Cost-Benefit Analysis: Identify Benefits—Tangible .

Cost-Benefit Analysis: Identify Benefits—Intangible .

 Payback Method: do break-even analysis of total costs (one- time costs plus present value of recurring costs) and total benefits (present value of benefits).  The optimal choice is the project with the greatest net present value. the system earns future profits. . After the break-even point.Comparing Costs and Benefits  Two methods commonly used for evaluating the costs and benefits of information systems:  Net Present Value Method: deduct the present value of costs from the present value of benefits over the life of the project.  The optimal choice is the project with the greatest future profits.

of a commercial system to meet the organization’s unique needs . to varying degrees.How Should We Get the System?  Once the optimal system is selected. decide how to acquire it:  develop the system in-house: best for systems that need to meet unique and proprietary business needs  purchase commercial software: best for systems that are expected to support “best industry practices”  a mix of the first two approaches: make in-house modifications.

are more likely to cooperate with the project.  All end users need to be made to understand the objectives of the new system.  End user support is critical to success. . rather than a threat.Announcing the New System Project…  can be the most delicate aspect of the SDLC.  End users and managers who view the new system as a potential benefit to their jobs.

 The quality of accounting information systems and their output rests directly on the SDLC activities that produce them.Why are Accountants Involved with SDLC?  The creation of an information system consumes significant resources and has financial resource implications. .
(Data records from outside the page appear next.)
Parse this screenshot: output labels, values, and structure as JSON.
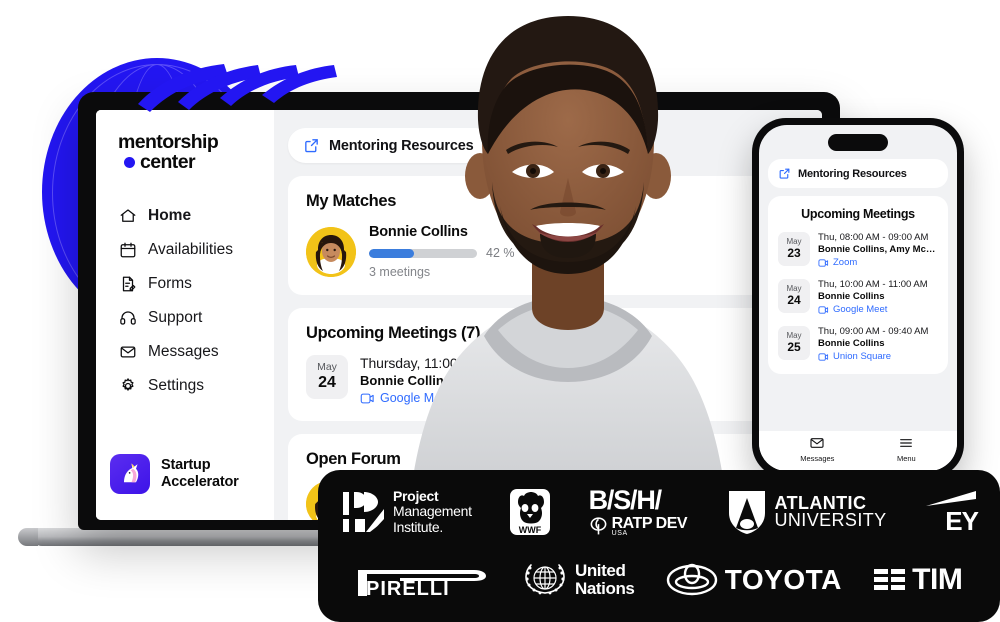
{
  "brand": {
    "line1": "mentorship",
    "line2": "center"
  },
  "sidebar": {
    "items": [
      {
        "label": "Home",
        "icon": "home-icon",
        "active": true
      },
      {
        "label": "Availabilities",
        "icon": "calendar-icon",
        "active": false
      },
      {
        "label": "Forms",
        "icon": "form-edit-icon",
        "active": false
      },
      {
        "label": "Support",
        "icon": "headset-icon",
        "active": false
      },
      {
        "label": "Messages",
        "icon": "envelope-icon",
        "active": false
      },
      {
        "label": "Settings",
        "icon": "gear-icon",
        "active": false
      }
    ],
    "workspace": {
      "line1": "Startup",
      "line2": "Accelerator",
      "icon": "unicorn-icon"
    }
  },
  "desktop": {
    "resources_button": "Mentoring Resources",
    "matches": {
      "title": "My Matches",
      "person": {
        "name": "Bonnie Collins",
        "progress_percent": 42,
        "progress_label": "42 %",
        "meetings_label": "3 meetings"
      }
    },
    "meetings": {
      "title": "Upcoming Meetings (7)",
      "items": [
        {
          "month": "May",
          "day": "24",
          "time": "Thursday, 11:00 AM - 12:00 PM",
          "who": "Bonnie Collins",
          "platform": "Google Meet"
        }
      ]
    },
    "open_section": {
      "title": "Open Forum"
    }
  },
  "phone": {
    "resources_button": "Mentoring Resources",
    "meetings": {
      "title": "Upcoming Meetings",
      "items": [
        {
          "month": "May",
          "day": "23",
          "time": "Thu, 08:00 AM - 09:00 AM",
          "who": "Bonnie Collins, Amy McFiel...",
          "platform": "Zoom"
        },
        {
          "month": "May",
          "day": "24",
          "time": "Thu, 10:00 AM - 11:00 AM",
          "who": "Bonnie Collins",
          "platform": "Google Meet"
        },
        {
          "month": "May",
          "day": "25",
          "time": "Thu, 09:00 AM - 09:40 AM",
          "who": "Bonnie Collins",
          "platform": "Union Square"
        }
      ]
    },
    "nav": [
      {
        "label": "Messages",
        "icon": "envelope-icon"
      },
      {
        "label": "Menu",
        "icon": "hamburger-icon"
      }
    ]
  },
  "logos": {
    "row1": [
      {
        "name": "Project Management Institute",
        "line1": "Project",
        "line2": "Management",
        "line3": "Institute."
      },
      {
        "name": "WWF",
        "text": "WWF"
      },
      {
        "name": "B/S/H",
        "text": "B/S/H/"
      },
      {
        "name": "RATP Dev USA",
        "text": "RATP DEV",
        "sub": "USA"
      },
      {
        "name": "Atlantic University",
        "line1": "ATLANTIC",
        "line2": "UNIVERSITY"
      },
      {
        "name": "EY",
        "text": "EY"
      }
    ],
    "row2": [
      {
        "name": "Pirelli",
        "text": "PIRELLI"
      },
      {
        "name": "United Nations",
        "line1": "United",
        "line2": "Nations"
      },
      {
        "name": "Toyota",
        "text": "TOYOTA"
      },
      {
        "name": "TIM",
        "text": "TIM"
      }
    ]
  },
  "colors": {
    "accent_blue": "#2316f2",
    "link_blue": "#2f6bff",
    "progress_blue": "#3b7ddd",
    "bar_black": "#0a0a0a",
    "app_bg": "#f1f2f4"
  }
}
How are Accountants Involved with SDLC?  As end users who must provide a clear picture of their problems and needs  As members of the development team  As auditors who must ensure that the system is designed with appropriate internal controls and computer audit techniques. .

and ineffective systems.  Careful systems planning is a cost-effective way to reduce the risk of creating unneeded.The Accountant’s Role in Systems Strategy  Auditors should routinely review the organization’s systems strategy.  Both internal and external auditors have vested interests in this outcome. . inefficient. unwanted.

exposing the organization to potential financial loss.  If important accounting considerations are not conceptualized at this point. .The Accountant’s Role in Conceptual Design  Accountants should be responsible for the conceptual system…  and the systems professionals for the physical system. they may be overlooked.  The auditability of a system depends in part on its design characteristics.

recurring costs are accurately reported use realistic useful lives in comparing competing projects intangible benefits are assigned reasonable financial values .The Accountant’s Role in Systems Selection  Economic feasibility is a primary concern to accountants. Accountants should ensure that:  use only escapable costs in calculations of cost-savings     benefits use reasonable interest rates in measuring present values of cash flows one-time v.